Only the “so-called anti-imperialist left says we’re on the brink of war,” Smith declared in another session, titled, “The Russian Menace? Putin’s Foreign Policy.” The risk of such a war, he insisted, was “completely unlikely, next to zero.”
This was because the US “was not really in the business of regime change in Syria,” Smith asserted. Instead the US and Russia were both intervening to prop up Assad, with Russia bombing “genuine revolutionaries” and the US bombing ISIS.
The real character of these so-called revolutionaries was revealed at the session “Revolution and Counter-Revolution in the Middle East” delivered by Anand Gopal, a journalist and fellow with the International Security Program at the Washington, DC think tank New America. New America is run by Anne-Marie Slaughter, the former Director of Policy Planning for the US State Department from January 2009 until February 2011 under then-Secretary of State Hillary Clinton.
Gopal, who has reported for the Wall Street Journal and Foreign Policy, has slipped in and out of areas in Syria controlled by al Qaeda-backed “rebel” forces, which would be impossible without the support of US and foreign intelligence services. He boasted that he has visited a Syrian town near Aleppo a dozen times since 2011.
Gopal blamed the poor organizational abilities of the Free Syrian Army and the “destructive influence of Ba’athism on the country’s democratic and leftist traditions” for the fact that the anti-Assad struggle is under the leadership of al Qaeda, which, he said, was “independently funded and better organized.”
“My friends couldn’t get weapons, so they went over to Turkey to talk with the MCM, the CIA-led intelligence there, who said they would arm them, on the condition they fight ISIS and not Assad.” They refused, he said, and “By 2013-2014, all my friends had joined al Qaeda.”
Gopal reacted with hostility when a World Socialist Web Site reporter asked him about Seymour Hersh’s recent article, which debunked US government and media claims that the Syrian government had conducted a gas attack on the rebel-held town of Khan Sheikhoun in April. The attack was used by the Trump administration, with the support of the Democratic Party, as a pretext for its cruise missile attack on Syria.
Without providing the slightest evidence against Hersh, Gopal crudely declared, “That was complete bullshit.”
From the back of the room Smith thanked Gopal for his “brilliant” remarks. When one attendee at Gopal’s panel asked if there were “two sides” to the Western-backed “White Helmets” in Syria, Smith and others shouted, “There’s just one side!”
Summing up, Smith declared, “The left internationally has betrayed the Syrian Revolution…We have to build a new left, a revolutionary left, built on solidarity, not campism.”

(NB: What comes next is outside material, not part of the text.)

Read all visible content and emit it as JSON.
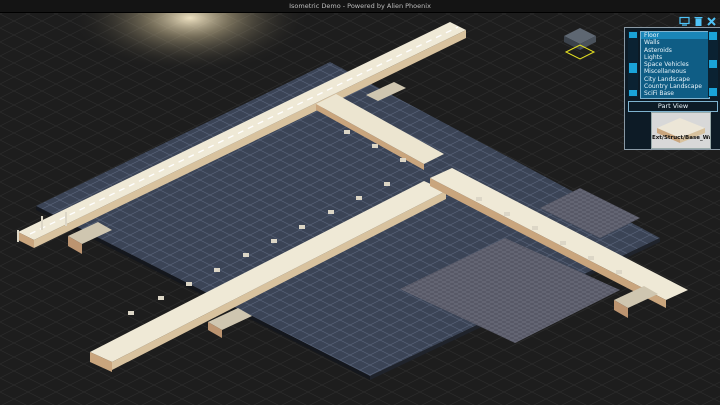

The implication here is that anyone who opposes the plundering of Syria by US imperialism and a bloody invasion to install a US-backed puppet in Damascus is really in the “camp” of Assad or Putin.

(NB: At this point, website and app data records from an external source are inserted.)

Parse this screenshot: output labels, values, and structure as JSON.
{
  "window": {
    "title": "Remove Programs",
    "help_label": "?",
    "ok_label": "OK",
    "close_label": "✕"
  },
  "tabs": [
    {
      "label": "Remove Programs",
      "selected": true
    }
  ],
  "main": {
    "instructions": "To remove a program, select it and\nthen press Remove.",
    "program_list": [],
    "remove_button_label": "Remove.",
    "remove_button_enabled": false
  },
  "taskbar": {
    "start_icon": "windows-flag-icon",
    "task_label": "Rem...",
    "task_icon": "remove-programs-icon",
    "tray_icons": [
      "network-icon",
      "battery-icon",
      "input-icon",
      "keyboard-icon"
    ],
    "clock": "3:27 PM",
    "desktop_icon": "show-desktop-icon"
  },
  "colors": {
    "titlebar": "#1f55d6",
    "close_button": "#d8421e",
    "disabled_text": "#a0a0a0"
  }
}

The ISO is not a “left” or anti-war organization. Functioning as an external faction of the Democratic Party, the ISO is chiefly concerned with overcoming the deep hostility to war among millions of workers and young people. Aware that some people they have brought into their movement mistakenly think the ISO is opposed to the operations of American imperialism, they used the conference in Chicago to set them straight.